The only way to reach and keep your best weight is to increase your balance with every pound you lose in weight. And you can only do this by beginning correctly with your Body Type Diet.
Basic Rule #3: When Thinking about Any Diet, Keep Your Body Type In Mind
If you keep up with current books and articles on dieting, you know that there are two major schools of thought in nutrition today. These are the "high-carbohydrate, low-fat, less protein" school and the "high-protein, lots of meat, carbohydrates make you fat" school.
The first is clearly the "official" position and the one with far more scientific backing. The government supports it and so does the
Food Guide Pyramid A Guide to Daily Food Choice
American Heart Association. It is clearly laid out in the U.S. Department: of Agriculture "Food Pyramid," published in 1992 (see above). The pyramid replaced the "four basic food groups" of 1956 as the government's official nutritional guidelines.
The American Heart Association states the same idea in terms of percentages; We are told to get 55-60 percent of our calories from carbohydrates, just 15 percent from protein, and 30 percent or less from fat.

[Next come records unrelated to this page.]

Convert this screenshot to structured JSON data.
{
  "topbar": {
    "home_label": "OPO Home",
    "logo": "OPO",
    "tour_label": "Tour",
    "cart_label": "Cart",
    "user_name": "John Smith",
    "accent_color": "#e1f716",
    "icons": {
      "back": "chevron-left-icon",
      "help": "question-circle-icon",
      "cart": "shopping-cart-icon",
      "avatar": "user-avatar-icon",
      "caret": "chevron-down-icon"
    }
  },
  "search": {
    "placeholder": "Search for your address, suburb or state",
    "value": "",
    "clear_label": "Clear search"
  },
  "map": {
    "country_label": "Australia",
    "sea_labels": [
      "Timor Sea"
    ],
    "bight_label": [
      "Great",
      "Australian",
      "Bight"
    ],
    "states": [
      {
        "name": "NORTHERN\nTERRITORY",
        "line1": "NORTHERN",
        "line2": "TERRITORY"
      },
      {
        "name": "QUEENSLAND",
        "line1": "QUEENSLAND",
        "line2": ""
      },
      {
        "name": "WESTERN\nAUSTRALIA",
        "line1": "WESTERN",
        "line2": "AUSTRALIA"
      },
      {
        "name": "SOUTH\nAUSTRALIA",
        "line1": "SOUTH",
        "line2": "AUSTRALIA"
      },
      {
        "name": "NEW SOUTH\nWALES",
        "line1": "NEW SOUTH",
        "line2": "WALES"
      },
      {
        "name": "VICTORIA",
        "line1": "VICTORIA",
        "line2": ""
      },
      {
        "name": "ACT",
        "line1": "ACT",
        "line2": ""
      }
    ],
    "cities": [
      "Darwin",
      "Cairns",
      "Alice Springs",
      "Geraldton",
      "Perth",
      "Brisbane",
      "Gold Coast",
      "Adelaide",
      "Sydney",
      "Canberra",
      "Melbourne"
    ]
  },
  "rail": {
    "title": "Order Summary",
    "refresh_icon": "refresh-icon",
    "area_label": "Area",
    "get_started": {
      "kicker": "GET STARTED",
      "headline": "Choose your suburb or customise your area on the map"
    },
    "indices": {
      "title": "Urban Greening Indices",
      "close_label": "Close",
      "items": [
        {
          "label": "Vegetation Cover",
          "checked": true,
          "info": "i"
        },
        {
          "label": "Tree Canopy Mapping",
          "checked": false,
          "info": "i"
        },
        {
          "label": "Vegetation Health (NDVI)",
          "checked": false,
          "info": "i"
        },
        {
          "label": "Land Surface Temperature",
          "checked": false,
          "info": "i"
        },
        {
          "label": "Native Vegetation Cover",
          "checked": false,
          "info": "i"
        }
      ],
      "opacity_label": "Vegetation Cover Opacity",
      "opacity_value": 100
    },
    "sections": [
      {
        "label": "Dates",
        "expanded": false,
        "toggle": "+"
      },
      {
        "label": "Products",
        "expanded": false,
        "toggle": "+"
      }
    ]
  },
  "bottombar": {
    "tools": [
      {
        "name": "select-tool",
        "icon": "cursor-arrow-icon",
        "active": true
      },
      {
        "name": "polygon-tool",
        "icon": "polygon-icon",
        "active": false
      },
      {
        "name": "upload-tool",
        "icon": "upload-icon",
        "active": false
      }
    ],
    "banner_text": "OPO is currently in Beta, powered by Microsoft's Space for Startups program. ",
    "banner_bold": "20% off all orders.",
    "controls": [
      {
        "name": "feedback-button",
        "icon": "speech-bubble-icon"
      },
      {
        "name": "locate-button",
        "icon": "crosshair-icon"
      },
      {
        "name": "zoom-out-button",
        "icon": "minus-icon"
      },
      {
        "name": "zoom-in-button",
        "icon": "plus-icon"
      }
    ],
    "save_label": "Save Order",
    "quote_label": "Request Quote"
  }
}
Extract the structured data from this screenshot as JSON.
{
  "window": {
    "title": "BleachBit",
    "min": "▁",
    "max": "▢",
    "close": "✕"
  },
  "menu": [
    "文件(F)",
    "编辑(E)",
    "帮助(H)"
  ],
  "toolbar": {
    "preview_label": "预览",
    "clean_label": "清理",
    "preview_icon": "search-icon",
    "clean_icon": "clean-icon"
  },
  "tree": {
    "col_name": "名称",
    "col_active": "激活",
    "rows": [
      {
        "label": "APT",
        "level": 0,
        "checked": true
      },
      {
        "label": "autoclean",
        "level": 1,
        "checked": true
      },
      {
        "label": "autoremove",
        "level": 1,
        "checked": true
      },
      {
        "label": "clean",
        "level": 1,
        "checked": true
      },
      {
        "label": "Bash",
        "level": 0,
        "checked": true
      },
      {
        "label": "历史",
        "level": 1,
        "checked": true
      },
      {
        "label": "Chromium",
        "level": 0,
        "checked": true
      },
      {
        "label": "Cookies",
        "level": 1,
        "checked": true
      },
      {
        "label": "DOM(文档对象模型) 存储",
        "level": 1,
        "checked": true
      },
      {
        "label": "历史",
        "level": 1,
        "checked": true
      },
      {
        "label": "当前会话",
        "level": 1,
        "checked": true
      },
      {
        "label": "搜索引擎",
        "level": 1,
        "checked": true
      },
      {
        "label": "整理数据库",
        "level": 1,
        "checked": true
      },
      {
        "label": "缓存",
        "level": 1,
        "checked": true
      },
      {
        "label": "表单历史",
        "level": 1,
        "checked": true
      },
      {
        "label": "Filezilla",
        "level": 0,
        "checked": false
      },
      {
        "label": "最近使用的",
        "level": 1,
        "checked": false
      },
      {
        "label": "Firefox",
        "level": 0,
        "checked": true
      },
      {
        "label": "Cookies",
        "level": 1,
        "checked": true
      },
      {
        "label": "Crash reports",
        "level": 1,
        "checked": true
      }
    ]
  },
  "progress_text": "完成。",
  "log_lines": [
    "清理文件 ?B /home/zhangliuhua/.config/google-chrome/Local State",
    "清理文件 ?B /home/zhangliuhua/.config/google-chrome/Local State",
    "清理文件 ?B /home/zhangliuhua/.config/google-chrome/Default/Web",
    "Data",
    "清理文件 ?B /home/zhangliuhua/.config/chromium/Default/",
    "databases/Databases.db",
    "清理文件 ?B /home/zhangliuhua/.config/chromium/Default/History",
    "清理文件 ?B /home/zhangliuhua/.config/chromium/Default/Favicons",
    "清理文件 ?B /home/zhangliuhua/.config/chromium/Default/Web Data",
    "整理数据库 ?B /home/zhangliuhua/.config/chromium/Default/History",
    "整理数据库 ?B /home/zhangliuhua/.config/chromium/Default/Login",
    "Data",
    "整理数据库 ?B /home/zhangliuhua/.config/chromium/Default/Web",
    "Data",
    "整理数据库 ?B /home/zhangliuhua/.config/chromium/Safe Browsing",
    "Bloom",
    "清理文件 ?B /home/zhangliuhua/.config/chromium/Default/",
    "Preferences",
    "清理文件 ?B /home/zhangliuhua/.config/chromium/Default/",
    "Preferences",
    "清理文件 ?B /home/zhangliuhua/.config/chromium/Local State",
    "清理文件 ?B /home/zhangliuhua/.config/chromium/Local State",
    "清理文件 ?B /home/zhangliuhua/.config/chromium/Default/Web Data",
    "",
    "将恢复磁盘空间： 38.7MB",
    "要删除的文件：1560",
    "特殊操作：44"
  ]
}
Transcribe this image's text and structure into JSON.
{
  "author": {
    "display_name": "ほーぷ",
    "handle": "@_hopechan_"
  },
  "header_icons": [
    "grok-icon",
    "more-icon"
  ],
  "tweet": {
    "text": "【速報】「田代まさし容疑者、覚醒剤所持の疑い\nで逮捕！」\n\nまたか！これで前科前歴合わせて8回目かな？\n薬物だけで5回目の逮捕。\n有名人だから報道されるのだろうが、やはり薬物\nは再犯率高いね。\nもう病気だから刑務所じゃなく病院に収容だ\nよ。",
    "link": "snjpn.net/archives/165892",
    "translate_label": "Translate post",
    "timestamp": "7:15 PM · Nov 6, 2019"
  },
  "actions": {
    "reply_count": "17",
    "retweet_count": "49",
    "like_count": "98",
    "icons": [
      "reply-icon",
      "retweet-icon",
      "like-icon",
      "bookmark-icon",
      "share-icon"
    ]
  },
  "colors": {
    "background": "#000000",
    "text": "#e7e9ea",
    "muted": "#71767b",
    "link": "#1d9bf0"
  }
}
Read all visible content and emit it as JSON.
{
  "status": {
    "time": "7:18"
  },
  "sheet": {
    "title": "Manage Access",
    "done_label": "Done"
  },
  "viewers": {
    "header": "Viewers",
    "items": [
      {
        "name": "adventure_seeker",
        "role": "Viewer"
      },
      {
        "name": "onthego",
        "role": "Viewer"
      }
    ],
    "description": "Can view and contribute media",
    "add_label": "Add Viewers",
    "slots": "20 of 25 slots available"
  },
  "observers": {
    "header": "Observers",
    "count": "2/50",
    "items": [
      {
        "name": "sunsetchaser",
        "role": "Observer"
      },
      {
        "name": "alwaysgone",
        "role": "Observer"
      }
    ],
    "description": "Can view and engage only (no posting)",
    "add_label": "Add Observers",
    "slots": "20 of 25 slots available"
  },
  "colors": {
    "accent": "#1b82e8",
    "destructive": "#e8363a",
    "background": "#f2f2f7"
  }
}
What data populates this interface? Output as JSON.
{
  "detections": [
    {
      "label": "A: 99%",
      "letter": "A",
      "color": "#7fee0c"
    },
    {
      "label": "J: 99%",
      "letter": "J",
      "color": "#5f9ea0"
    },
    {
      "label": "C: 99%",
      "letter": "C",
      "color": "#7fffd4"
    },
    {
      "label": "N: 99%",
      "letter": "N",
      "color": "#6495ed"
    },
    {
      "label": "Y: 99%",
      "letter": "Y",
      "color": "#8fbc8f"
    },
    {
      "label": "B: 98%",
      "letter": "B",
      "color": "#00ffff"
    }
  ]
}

The meat and dairy industries were rumored at the time of publication to be unhappy with the pyramid, and to have delayed its publication for about a year. You can see why this might be so. Meat and dairy foods and their products are demoted from equal status with fruits, vegetables, and grains, which they had tinder the old "food groups" plan, and given decidedly secondary status on the pyramid.
But other experts (for example, nutritionists at the Center for Science in the Public Interest) say that the pyramid does not go far enough to discourage consumption of meat and dairy foods. In their opinion, meat and dairy should be at the very top of the pyramid-the "use sparingly" level-or even removed from the pyramid completely But in general, the majority of nutritionists and dietitians support the Food Pyramid.
The competing view, by contrast, says that eating too much carbohydrates is not helpful and can even be harmful, leading to insulin resistance and other medical problems. However, the idea that the pyramid tells us to eat far too much grains and not enough protein has little official backing and is frequently denounced as unscientific and unsafe by mainstream nutritionists. Nevertheless, it is a popular view and has enthusiastic proponents.
Faced with these conflicting views, how do you decide which is correct? How do you keep from losing faith in any nutritional recommendations, if they can't even get closer together than that? And which view is actually in your long-term best interests? The underlying controversy, of which this is just today's version, is about what you should eat to give you sufficient protection from cardiovascular disease and cancer to maximize your longevity. However, these tendencies differ for each body type. Therefore, I believe that the only way to resolve this particular conflict is through a thorough understanding of the different metabolic needs of the body-types.
For two of the body types, I have found that the Food Pyramid does indeed put too much emphasis on carbohydrates. Thyroid and Pituitary Types do need to get a larger proportion of their calories from animal protein than is recommended in the pyramid (although the Atkins diet is not right for these body types, either-it's much too high in saturated fat). Adrenal and Gonadal Types, on the other hand, do better with even less protein than the pyramid recommends.
My view of the pyramid is that it is a good starting point, and certainly an improvement over the 1956 recommendations. But just as there isn't any one diet that is right for everyone, a single Food Pyramid won't work for everyone, either So I've worked out a Food Pyramid for each of the four body types (you'll find it in the chapter on your Body Type Diet).